slave, Union soldier, and Andersonville prisoner, was born in Windsor, North Carolina, to unknown parents. His surname sometimes appears as Rolack. His physical description was that of a man five feet six inches tall with hazel eyes, brown hair, and a light complexion. Though historians have done much to illuminate the roles of black soldiers in black regiments, the U.S. Colored Troops (USCT), little has been done to document the experience and contributions of those who served with white regiments.

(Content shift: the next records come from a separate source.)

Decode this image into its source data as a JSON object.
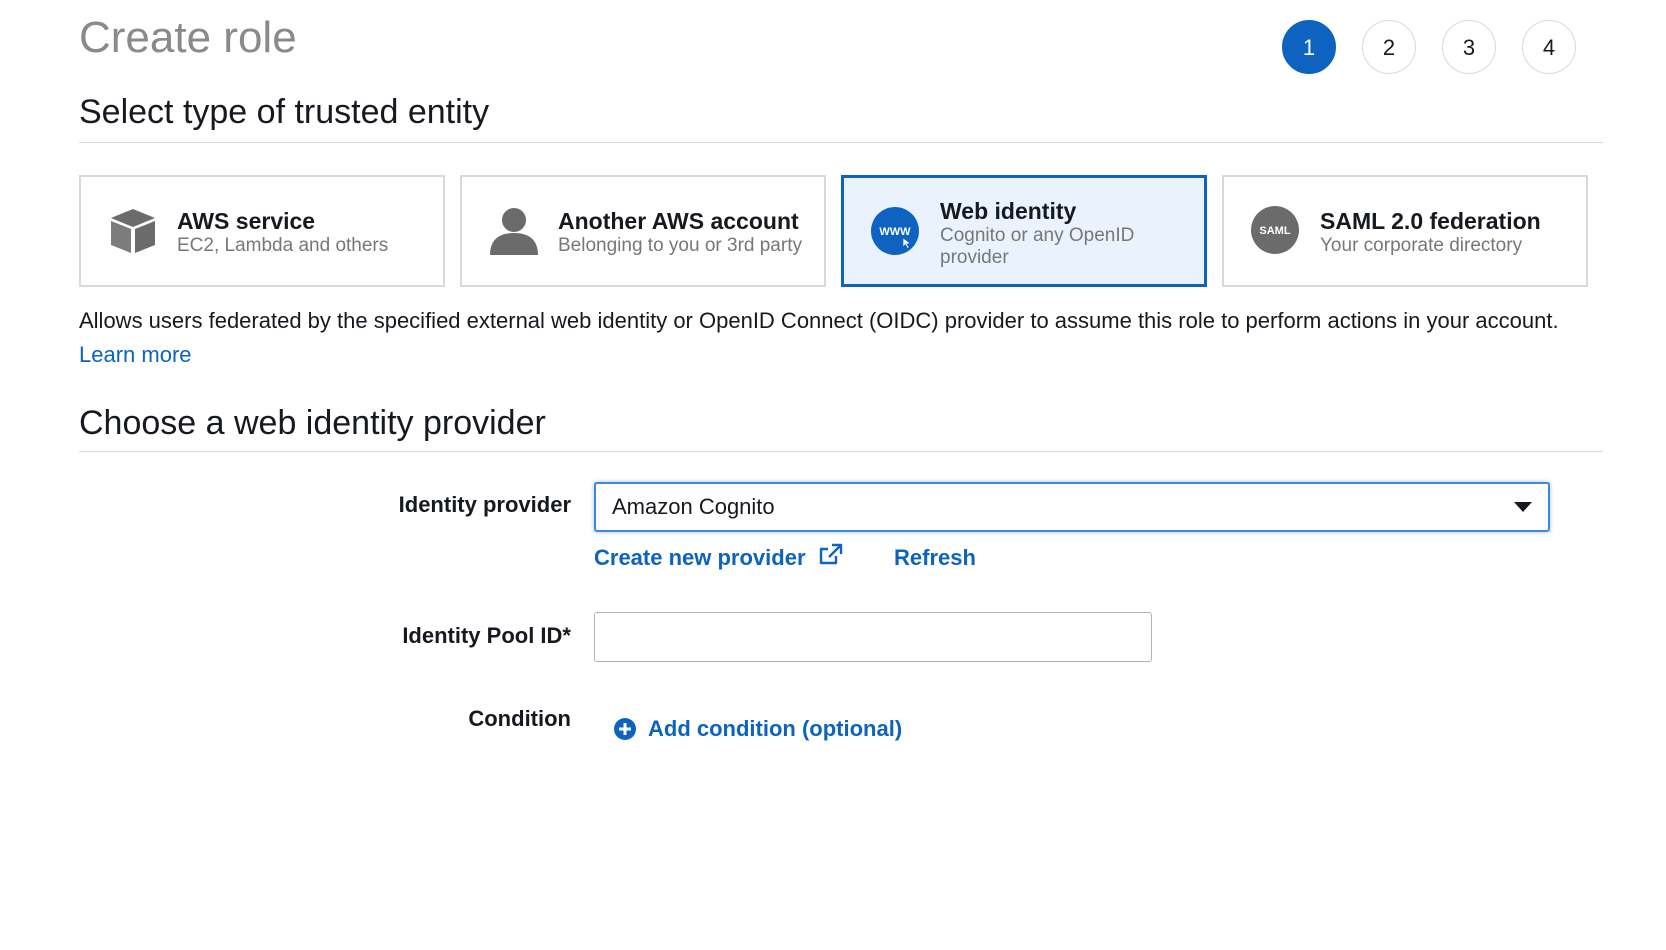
{
  "page": {
    "title": "Create role"
  },
  "steps": [
    "1",
    "2",
    "3",
    "4"
  ],
  "active_step": "1",
  "trusted_entity": {
    "heading": "Select type of trusted entity",
    "options": [
      {
        "name": "AWS service",
        "description": "EC2, Lambda and others",
        "icon": "cube-icon",
        "selected": false
      },
      {
        "name": "Another AWS account",
        "description": "Belonging to you or 3rd party",
        "icon": "user-icon",
        "selected": false
      },
      {
        "name": "Web identity",
        "description": "Cognito or any OpenID provider",
        "icon": "www-globe-icon",
        "icon_text": "WWW",
        "selected": true
      },
      {
        "name": "SAML 2.0 federation",
        "description": "Your corporate directory",
        "icon": "saml-icon",
        "icon_text": "SAML",
        "selected": false
      }
    ],
    "description": "Allows users federated by the specified external web identity or OpenID Connect (OIDC) provider to assume this role to perform actions in your account.",
    "learn_more": "Learn more"
  },
  "web_identity": {
    "heading": "Choose a web identity provider",
    "identity_provider": {
      "label": "Identity provider",
      "value": "Amazon Cognito"
    },
    "create_provider_link": "Create new provider",
    "refresh_link": "Refresh",
    "identity_pool": {
      "label": "Identity Pool ID*",
      "value": ""
    },
    "condition": {
      "label": "Condition",
      "add_label": "Add condition (optional)"
    }
  },
  "colors": {
    "accent": "#0d63bf",
    "selected_card_bg": "#eaf3fd",
    "muted_text": "#777777",
    "border": "#d5dbdb"
  }
}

When Union regiments penetrated the Southern states to blockade Confederate access to the Atlantic coast for the exchange of cotton and tobacco for European guns and ammunition slaves began to abscond from nearby towns and plantations to seek out the Union troops whose presence promised freedom Not satisfied with being merely paid laborers behind Yankee lines some contrabands like Rolac chose to enlist in the Union army ...